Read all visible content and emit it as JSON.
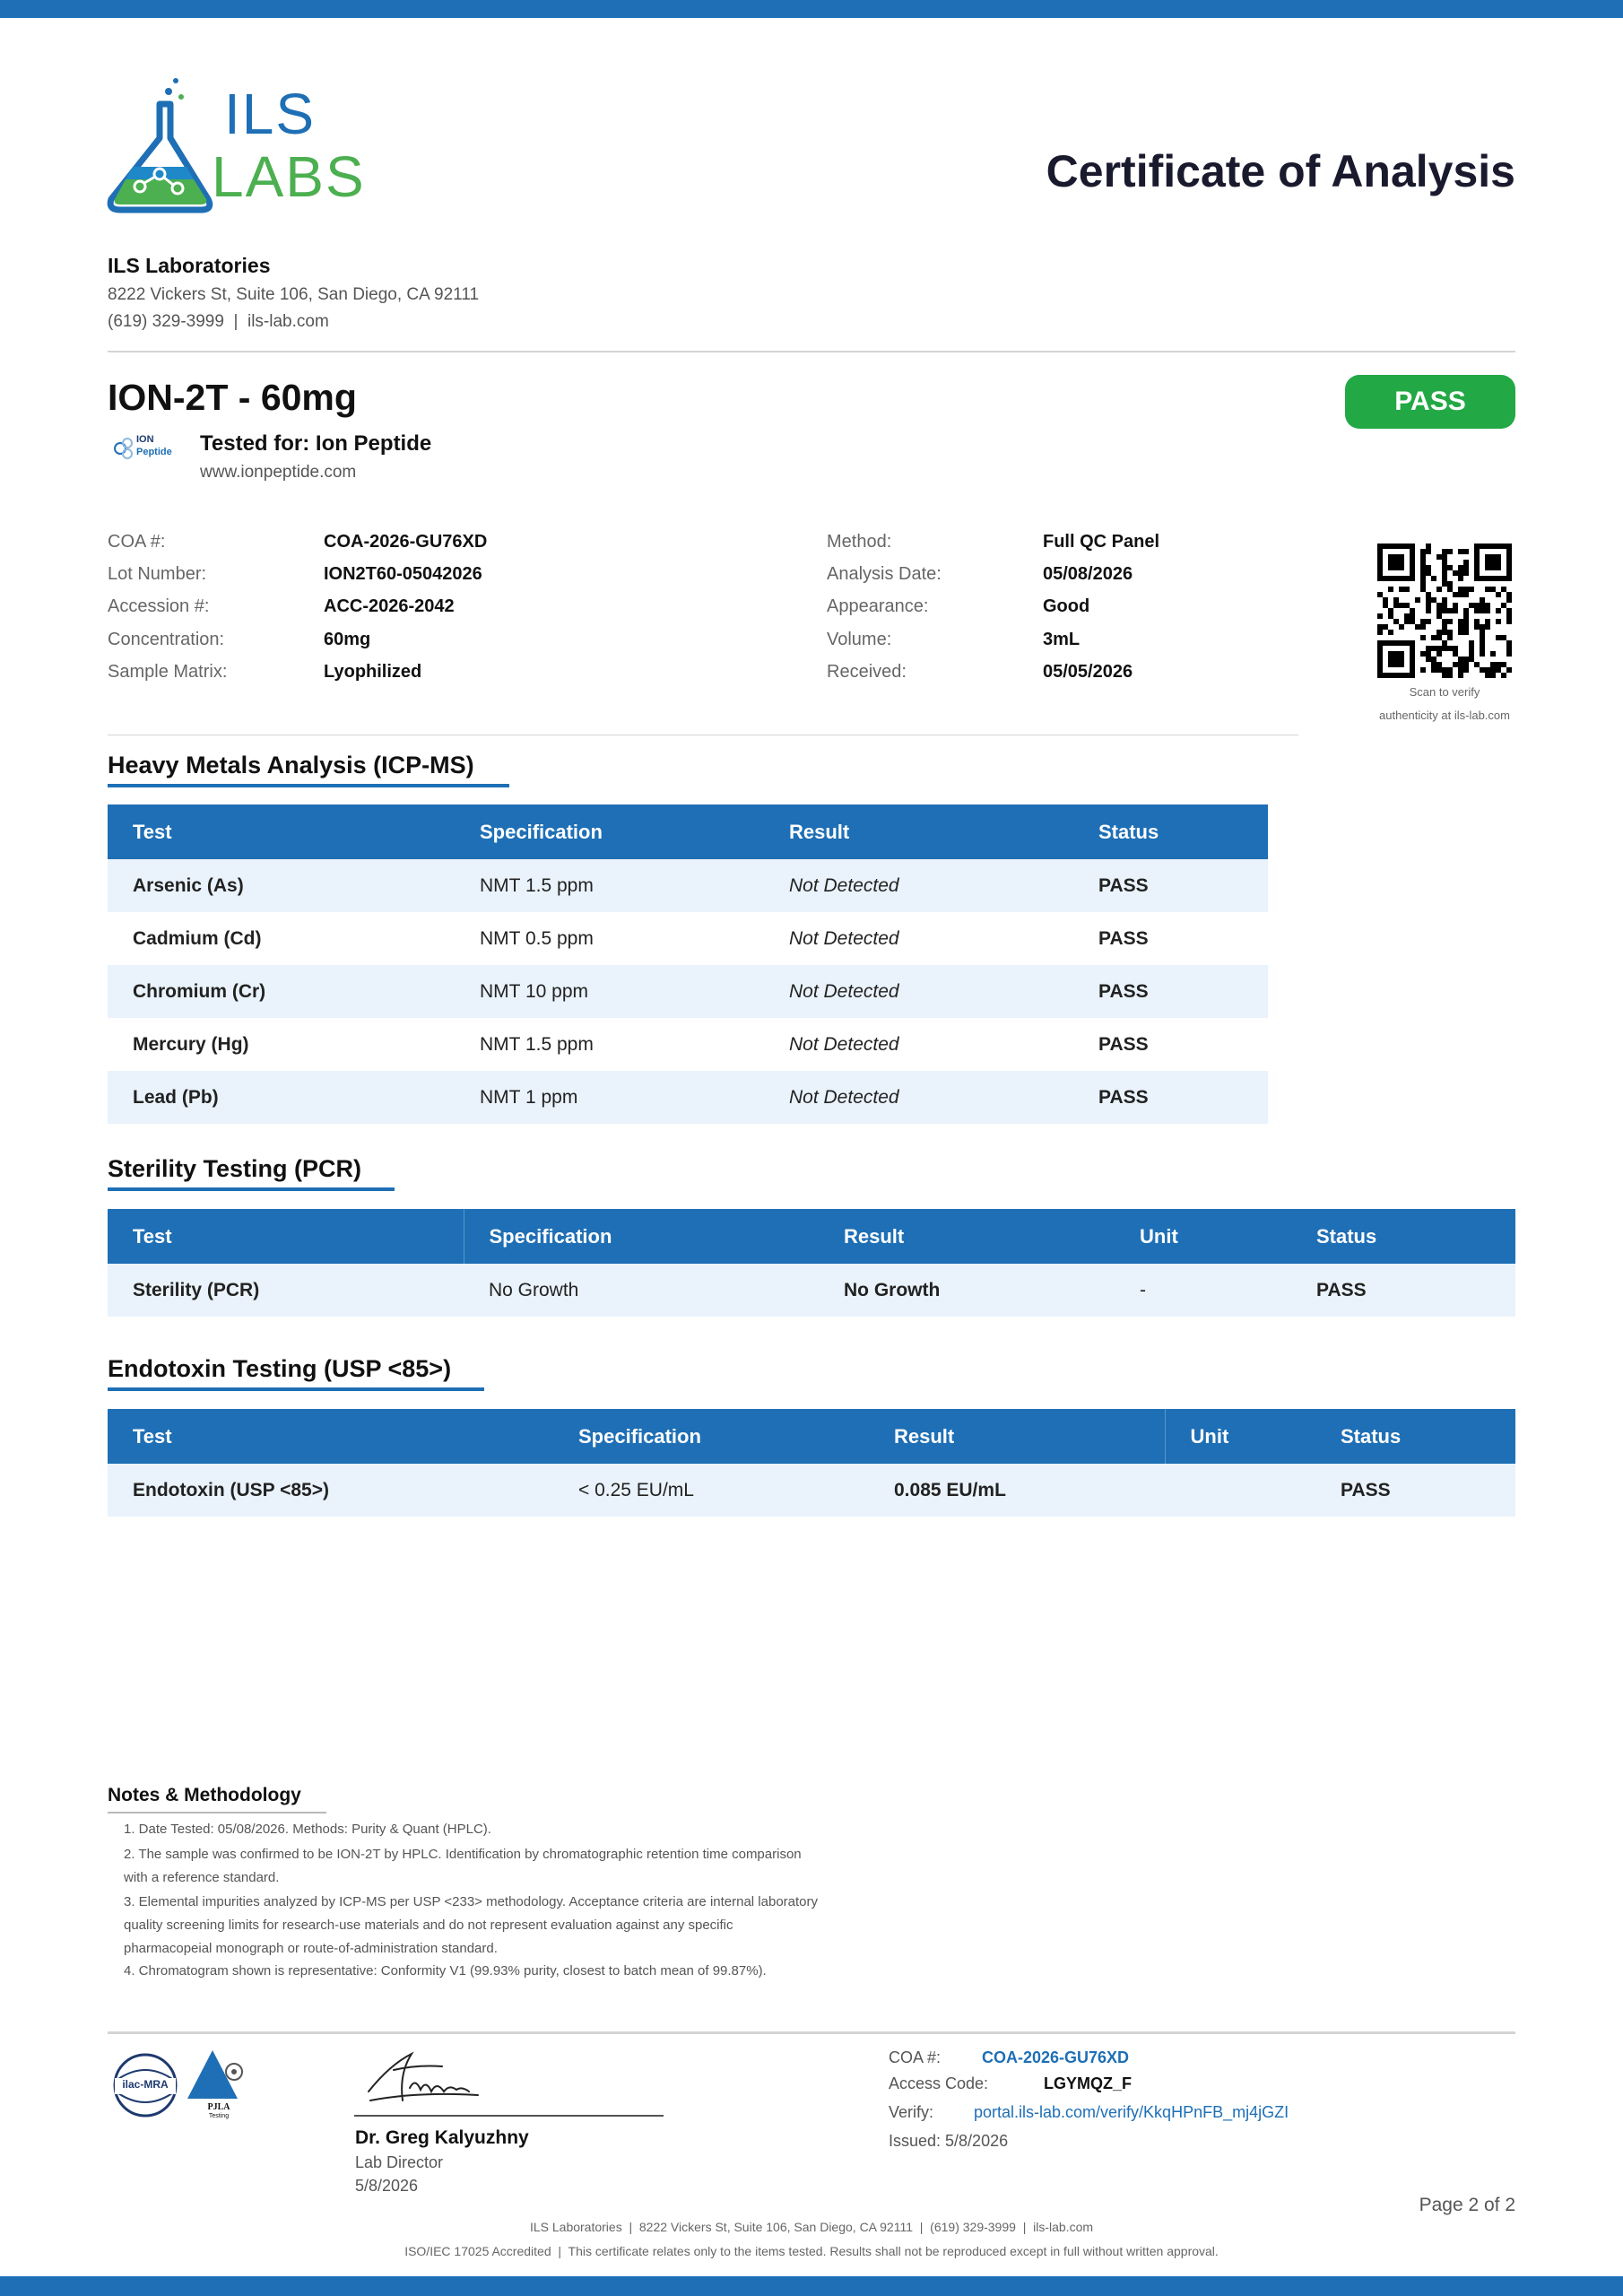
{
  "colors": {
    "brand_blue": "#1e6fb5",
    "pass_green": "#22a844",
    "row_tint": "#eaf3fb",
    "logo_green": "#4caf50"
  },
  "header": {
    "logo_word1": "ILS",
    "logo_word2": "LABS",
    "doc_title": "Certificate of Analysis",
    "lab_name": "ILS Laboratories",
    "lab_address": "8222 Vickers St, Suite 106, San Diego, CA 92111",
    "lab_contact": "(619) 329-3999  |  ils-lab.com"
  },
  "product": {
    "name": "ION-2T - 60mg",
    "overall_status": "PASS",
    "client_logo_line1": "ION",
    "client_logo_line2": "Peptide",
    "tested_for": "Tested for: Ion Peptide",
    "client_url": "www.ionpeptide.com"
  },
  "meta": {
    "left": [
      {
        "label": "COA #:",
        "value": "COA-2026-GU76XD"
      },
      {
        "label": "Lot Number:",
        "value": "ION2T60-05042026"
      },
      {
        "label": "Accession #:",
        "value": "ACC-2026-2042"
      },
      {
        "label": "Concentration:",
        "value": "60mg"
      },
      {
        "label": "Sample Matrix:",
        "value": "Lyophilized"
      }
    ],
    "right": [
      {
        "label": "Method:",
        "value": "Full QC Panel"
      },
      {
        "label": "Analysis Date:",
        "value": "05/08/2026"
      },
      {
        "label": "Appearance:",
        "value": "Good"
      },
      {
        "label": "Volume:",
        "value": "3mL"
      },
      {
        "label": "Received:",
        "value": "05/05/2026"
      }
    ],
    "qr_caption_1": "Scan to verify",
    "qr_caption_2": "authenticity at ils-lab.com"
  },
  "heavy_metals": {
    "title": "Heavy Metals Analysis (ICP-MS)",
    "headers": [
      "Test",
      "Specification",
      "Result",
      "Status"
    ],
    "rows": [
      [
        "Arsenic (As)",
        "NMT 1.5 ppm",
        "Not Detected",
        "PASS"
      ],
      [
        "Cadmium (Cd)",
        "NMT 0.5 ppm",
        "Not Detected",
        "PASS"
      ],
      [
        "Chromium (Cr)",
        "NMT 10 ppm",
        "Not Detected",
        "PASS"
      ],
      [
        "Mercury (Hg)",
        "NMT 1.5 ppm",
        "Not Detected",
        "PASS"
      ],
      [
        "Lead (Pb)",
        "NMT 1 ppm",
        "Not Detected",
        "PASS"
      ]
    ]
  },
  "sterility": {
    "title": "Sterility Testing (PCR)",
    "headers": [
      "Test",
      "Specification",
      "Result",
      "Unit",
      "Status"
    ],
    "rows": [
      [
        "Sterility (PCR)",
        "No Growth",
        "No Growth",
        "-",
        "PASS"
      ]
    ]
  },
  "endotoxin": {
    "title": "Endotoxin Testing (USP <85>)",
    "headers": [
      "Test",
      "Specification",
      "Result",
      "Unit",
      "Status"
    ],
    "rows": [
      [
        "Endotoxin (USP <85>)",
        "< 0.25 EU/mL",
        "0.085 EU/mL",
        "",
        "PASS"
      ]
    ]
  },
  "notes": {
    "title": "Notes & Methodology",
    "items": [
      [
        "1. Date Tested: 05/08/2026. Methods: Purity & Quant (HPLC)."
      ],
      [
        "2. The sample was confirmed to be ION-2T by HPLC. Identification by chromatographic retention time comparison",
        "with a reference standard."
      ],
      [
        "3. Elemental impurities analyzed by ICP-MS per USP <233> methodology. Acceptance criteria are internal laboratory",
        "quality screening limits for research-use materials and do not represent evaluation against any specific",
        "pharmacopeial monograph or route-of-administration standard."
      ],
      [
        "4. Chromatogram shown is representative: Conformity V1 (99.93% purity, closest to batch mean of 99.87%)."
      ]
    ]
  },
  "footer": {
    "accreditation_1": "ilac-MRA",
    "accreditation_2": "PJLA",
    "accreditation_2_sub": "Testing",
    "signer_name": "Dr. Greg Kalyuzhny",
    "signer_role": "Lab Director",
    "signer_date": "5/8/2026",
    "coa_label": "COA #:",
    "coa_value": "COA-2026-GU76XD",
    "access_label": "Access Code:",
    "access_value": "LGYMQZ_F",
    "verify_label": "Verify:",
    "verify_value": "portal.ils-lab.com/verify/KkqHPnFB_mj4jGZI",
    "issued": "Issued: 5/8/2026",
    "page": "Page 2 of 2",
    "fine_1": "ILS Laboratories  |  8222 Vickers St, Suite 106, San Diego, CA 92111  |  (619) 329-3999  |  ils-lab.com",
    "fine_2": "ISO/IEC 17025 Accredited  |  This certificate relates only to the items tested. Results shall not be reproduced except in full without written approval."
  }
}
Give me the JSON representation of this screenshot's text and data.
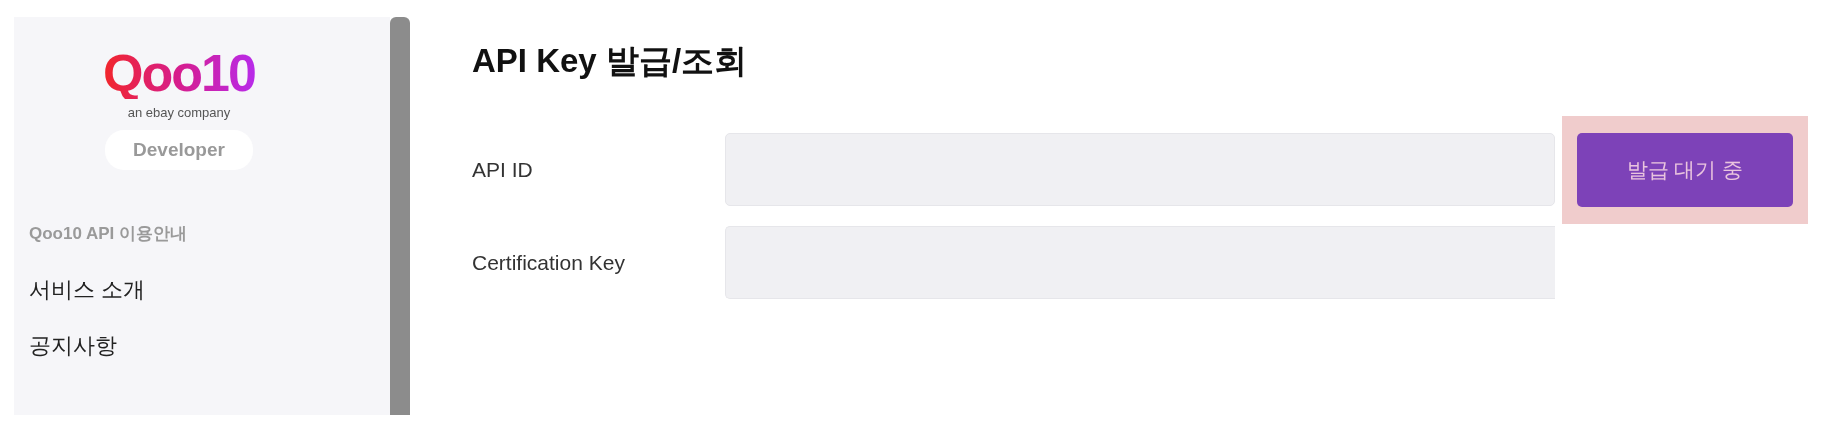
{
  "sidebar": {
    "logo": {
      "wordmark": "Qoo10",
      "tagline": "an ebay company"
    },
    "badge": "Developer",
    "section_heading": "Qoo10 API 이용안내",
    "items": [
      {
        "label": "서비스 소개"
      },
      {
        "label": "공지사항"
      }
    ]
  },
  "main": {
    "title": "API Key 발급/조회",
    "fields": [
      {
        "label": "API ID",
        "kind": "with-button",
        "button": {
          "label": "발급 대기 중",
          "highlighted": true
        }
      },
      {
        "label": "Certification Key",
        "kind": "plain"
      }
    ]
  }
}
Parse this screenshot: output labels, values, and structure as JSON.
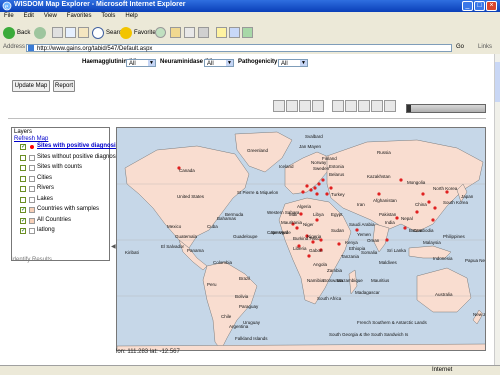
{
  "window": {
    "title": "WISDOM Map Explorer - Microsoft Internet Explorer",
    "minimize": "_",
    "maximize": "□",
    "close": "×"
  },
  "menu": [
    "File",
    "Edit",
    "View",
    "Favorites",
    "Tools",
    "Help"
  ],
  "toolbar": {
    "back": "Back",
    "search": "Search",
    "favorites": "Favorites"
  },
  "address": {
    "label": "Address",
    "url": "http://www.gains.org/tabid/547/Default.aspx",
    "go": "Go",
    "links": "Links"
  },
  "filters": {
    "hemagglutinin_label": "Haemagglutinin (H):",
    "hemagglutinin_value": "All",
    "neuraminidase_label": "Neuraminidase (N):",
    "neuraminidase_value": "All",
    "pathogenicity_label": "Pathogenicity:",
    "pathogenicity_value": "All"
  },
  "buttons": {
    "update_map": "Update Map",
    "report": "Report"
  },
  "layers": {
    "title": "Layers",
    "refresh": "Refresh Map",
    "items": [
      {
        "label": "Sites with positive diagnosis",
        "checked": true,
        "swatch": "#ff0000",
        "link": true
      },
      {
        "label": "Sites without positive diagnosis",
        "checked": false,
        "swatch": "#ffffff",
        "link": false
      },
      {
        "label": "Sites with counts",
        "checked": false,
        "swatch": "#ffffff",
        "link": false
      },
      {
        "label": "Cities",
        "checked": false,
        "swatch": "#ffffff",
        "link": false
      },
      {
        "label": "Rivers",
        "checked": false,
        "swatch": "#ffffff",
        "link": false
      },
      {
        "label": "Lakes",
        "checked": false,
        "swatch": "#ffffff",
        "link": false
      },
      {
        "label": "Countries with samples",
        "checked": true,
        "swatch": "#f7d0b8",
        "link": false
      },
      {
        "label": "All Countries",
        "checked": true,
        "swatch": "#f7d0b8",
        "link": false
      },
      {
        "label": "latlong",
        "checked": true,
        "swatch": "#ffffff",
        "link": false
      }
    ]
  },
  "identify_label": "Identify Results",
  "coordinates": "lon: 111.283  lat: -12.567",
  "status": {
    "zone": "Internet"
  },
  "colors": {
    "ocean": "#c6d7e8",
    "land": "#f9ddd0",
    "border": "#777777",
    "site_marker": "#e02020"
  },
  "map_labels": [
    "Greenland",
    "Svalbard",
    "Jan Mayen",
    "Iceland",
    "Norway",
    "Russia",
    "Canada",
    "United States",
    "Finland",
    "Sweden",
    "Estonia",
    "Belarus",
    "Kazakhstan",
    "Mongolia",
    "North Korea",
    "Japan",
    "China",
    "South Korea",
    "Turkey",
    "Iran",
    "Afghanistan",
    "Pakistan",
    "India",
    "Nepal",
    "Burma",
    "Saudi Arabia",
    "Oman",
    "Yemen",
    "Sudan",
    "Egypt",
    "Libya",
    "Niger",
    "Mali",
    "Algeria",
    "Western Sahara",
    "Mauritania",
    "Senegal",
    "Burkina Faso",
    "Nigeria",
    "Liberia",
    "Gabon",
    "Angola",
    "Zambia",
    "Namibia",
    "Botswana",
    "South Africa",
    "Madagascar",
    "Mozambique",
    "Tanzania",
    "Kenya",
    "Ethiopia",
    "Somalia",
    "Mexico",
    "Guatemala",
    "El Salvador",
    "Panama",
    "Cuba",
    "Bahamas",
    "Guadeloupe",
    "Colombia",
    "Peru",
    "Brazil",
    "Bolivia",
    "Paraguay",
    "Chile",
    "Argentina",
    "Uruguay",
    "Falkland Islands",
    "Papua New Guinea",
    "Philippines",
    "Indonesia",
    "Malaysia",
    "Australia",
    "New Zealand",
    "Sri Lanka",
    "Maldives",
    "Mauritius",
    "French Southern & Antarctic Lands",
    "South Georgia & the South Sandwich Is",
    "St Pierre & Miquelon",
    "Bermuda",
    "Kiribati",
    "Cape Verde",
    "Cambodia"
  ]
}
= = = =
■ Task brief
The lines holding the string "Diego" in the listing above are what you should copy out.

■ Solution to the exercise
    "lab_address": "8222 Vickers St, Suite 106, San Diego, CA 92111",
    "fine_1": "ILS Laboratories  |  8222 Vickers St, Suite 106, San Diego, CA 92111  |  (619) 329-3999  |  ils-lab.com",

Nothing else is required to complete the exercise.